--- START ---
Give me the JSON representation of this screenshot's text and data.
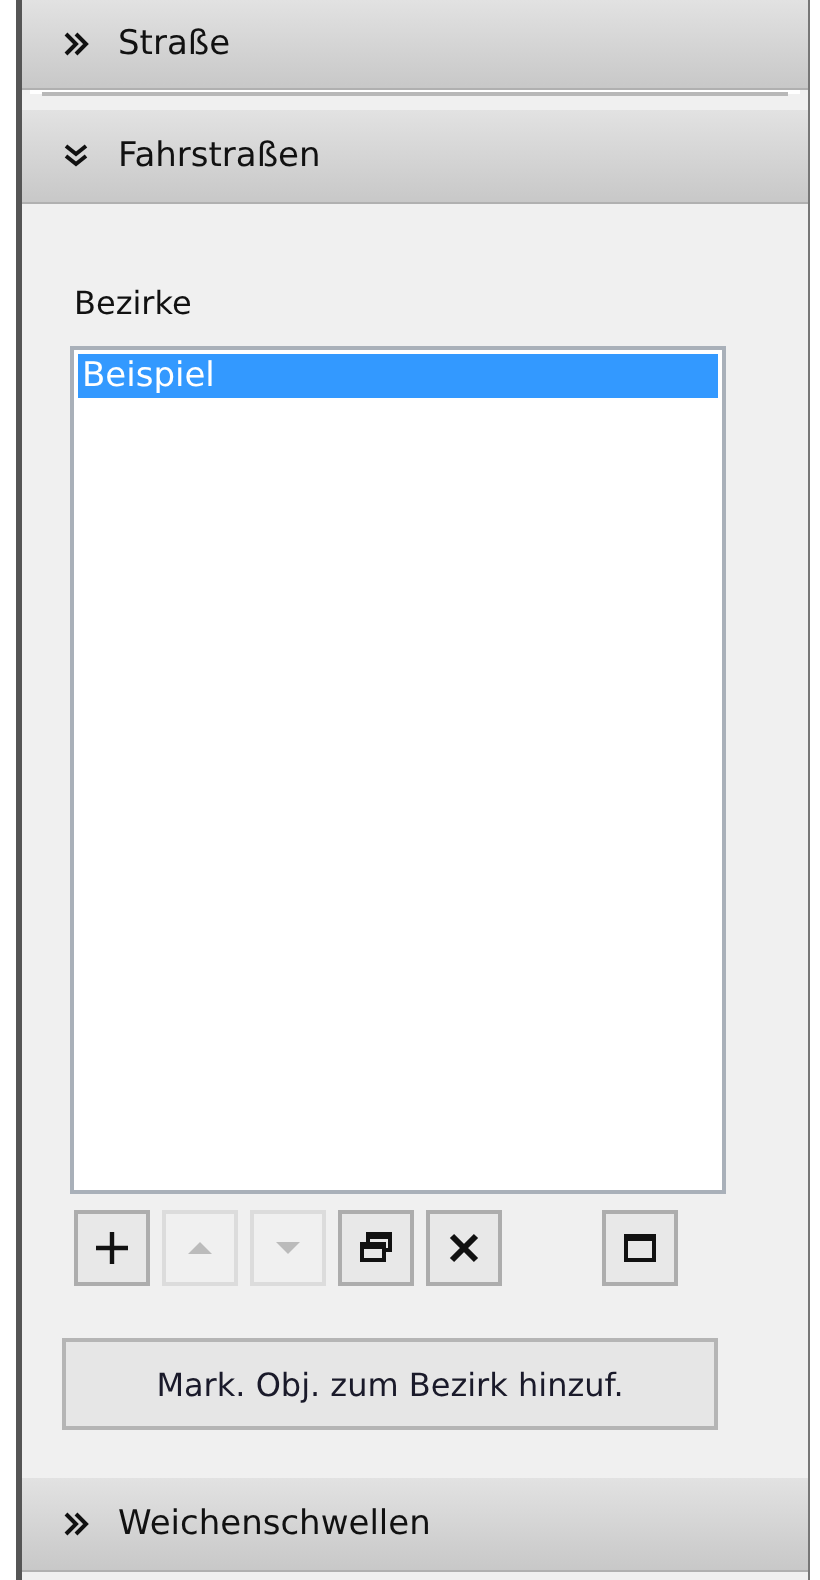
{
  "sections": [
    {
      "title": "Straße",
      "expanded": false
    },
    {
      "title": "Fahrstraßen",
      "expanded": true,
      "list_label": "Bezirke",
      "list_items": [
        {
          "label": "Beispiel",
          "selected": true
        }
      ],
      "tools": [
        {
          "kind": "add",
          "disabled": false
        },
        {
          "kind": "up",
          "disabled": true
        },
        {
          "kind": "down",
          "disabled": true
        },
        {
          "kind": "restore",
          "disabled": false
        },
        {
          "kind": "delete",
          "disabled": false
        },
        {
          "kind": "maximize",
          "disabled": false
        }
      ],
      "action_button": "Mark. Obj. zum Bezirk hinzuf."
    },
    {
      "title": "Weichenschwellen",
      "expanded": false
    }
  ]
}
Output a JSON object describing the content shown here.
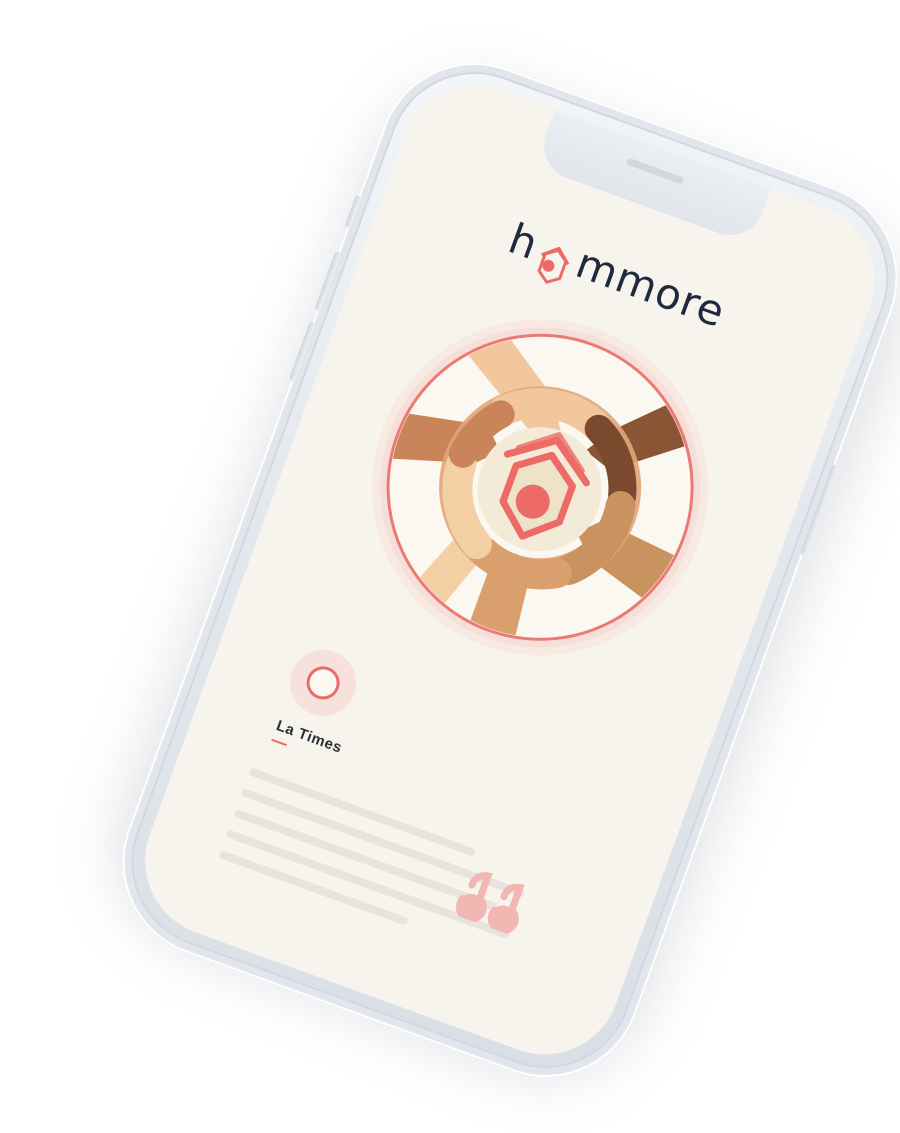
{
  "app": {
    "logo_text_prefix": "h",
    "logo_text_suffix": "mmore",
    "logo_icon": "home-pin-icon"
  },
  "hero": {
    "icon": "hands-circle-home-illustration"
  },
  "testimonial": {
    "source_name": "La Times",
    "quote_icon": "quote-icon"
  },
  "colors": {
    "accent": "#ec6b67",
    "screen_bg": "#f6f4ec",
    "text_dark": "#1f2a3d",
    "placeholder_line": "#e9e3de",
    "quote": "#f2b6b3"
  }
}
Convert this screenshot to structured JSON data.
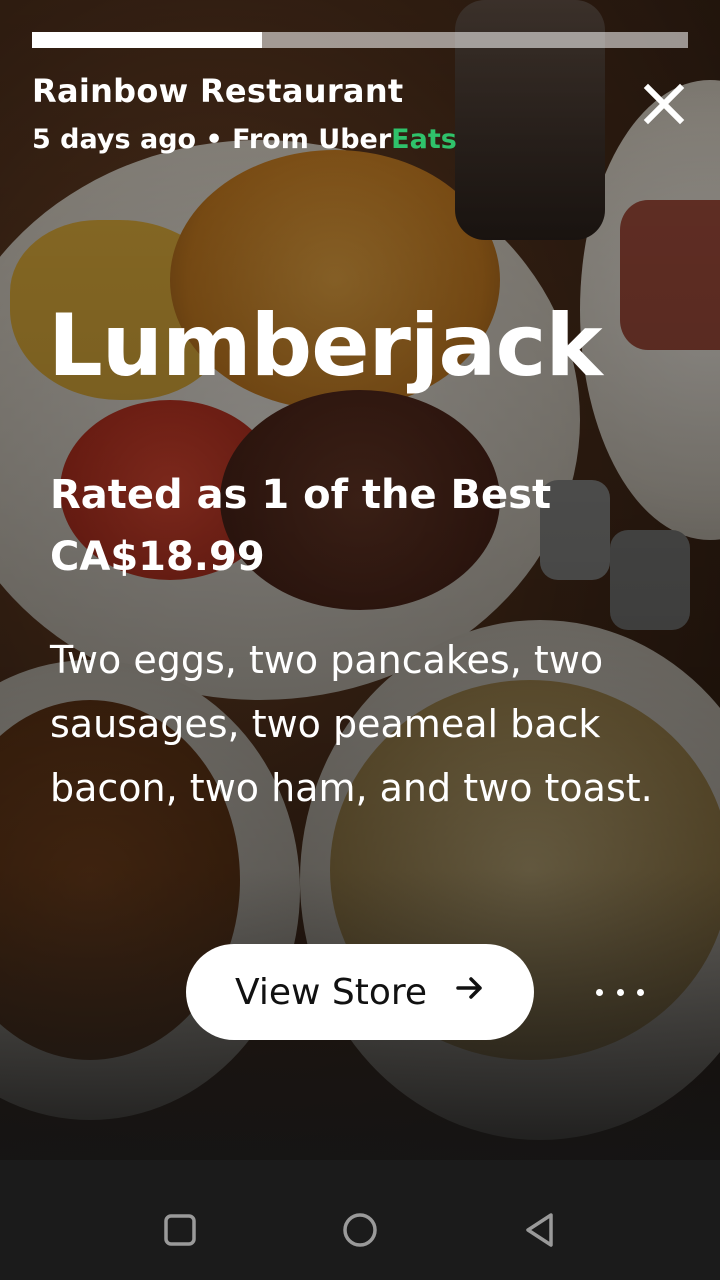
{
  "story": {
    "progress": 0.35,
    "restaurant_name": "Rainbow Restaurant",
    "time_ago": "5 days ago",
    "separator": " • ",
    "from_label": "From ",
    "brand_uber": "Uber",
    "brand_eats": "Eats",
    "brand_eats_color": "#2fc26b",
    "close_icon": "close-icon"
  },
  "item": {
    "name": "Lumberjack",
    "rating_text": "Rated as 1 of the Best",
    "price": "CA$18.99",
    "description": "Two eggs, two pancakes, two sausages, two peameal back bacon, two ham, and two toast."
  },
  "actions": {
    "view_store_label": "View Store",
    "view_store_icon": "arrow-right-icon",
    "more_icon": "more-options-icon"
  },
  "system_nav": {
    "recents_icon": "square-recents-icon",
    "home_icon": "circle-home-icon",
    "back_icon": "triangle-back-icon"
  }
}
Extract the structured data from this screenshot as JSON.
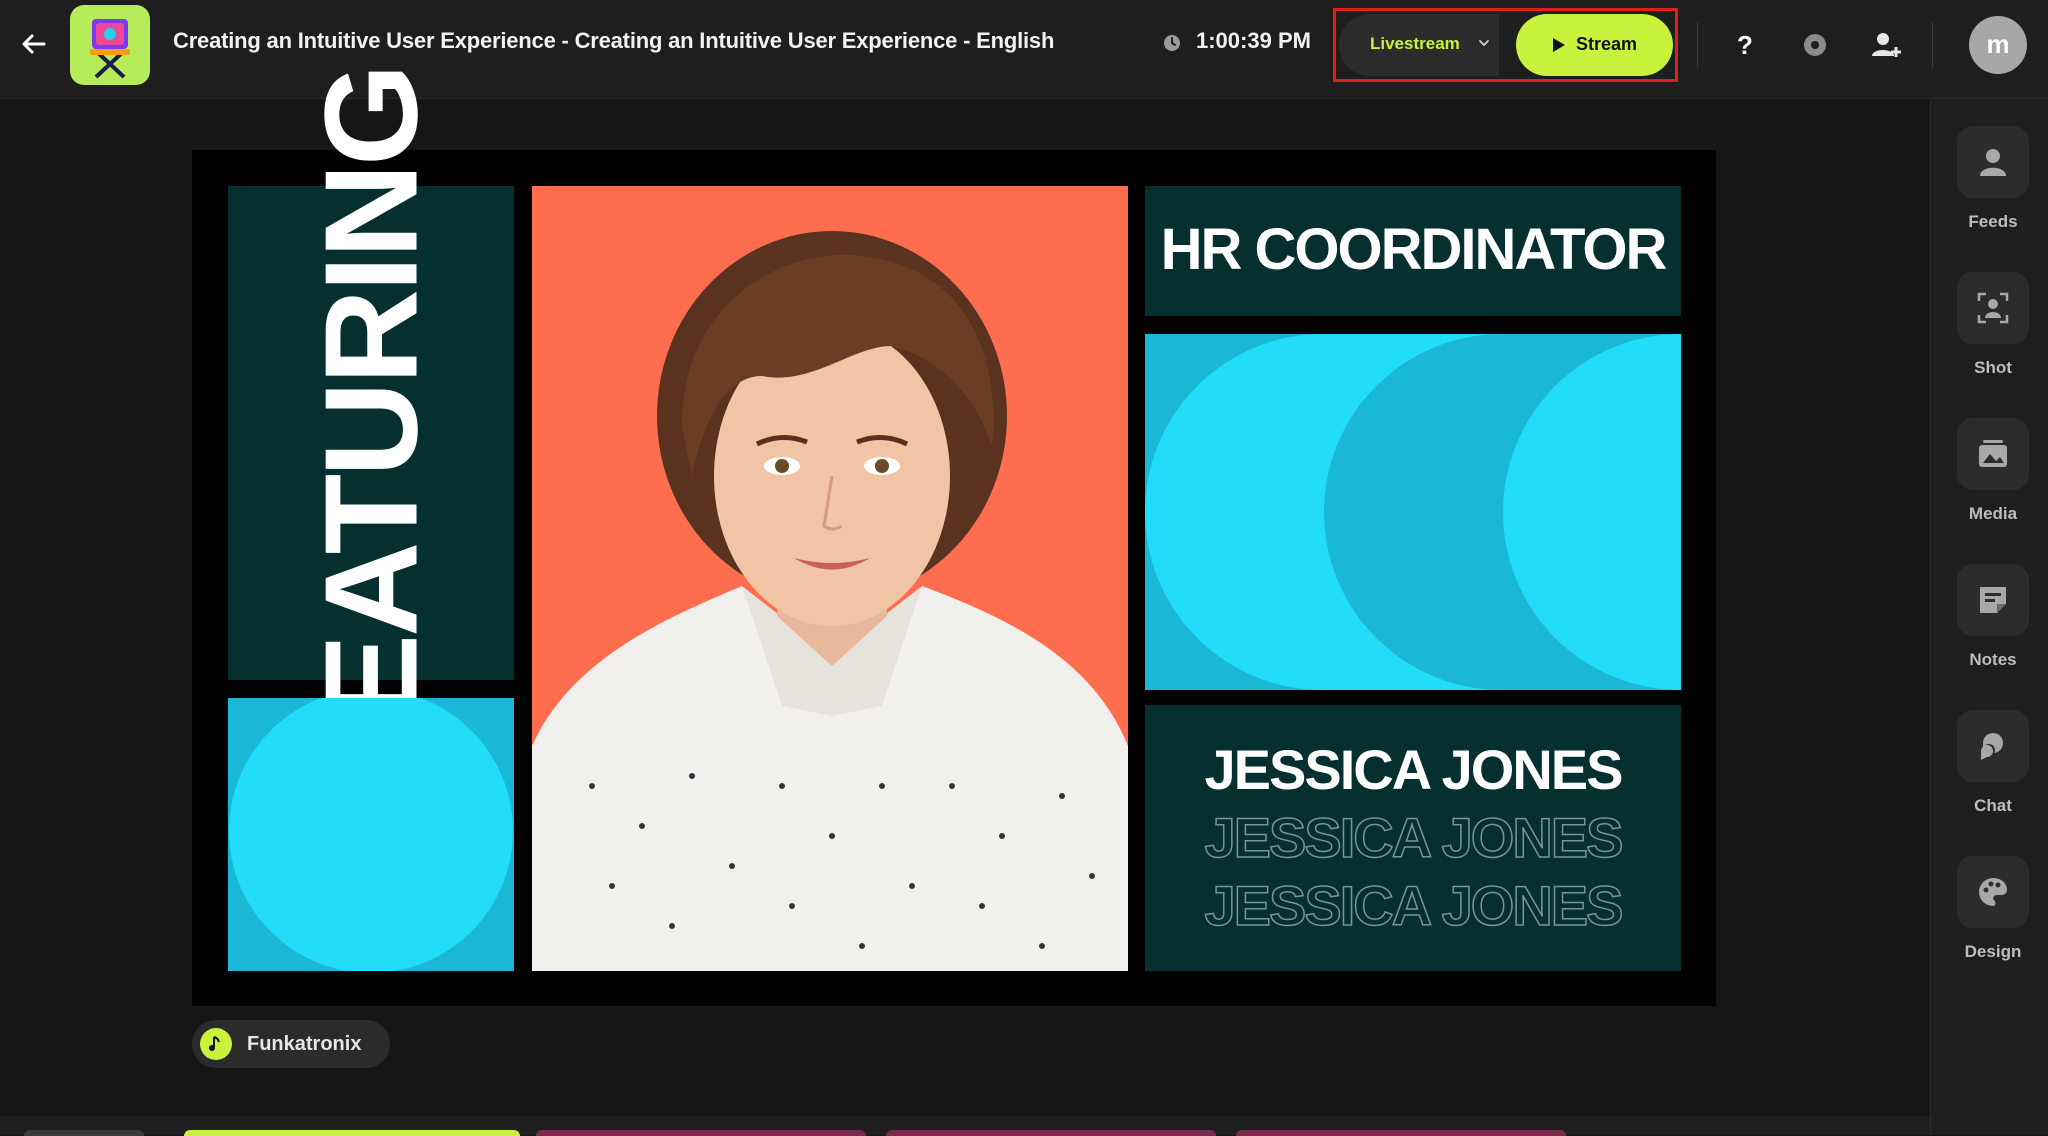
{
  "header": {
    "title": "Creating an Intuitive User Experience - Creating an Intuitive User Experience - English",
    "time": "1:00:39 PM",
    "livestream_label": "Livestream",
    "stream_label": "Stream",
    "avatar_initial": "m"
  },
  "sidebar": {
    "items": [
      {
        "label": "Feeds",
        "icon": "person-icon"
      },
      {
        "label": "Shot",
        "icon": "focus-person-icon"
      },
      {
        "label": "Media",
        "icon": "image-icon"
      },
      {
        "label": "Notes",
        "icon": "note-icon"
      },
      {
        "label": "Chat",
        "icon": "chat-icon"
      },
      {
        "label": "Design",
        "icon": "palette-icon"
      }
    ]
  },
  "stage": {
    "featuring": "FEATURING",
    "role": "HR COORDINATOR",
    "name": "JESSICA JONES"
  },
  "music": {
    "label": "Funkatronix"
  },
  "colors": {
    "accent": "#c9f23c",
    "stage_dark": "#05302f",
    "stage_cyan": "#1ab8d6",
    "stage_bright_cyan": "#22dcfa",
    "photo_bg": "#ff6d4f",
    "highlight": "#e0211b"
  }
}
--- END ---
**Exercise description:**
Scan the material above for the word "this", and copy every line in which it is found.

**Answer box:**
Give me the JSON representation of this screenshot's text and data.
Convert this screenshot to structured JSON data.
Extract the structured data from this screenshot as JSON.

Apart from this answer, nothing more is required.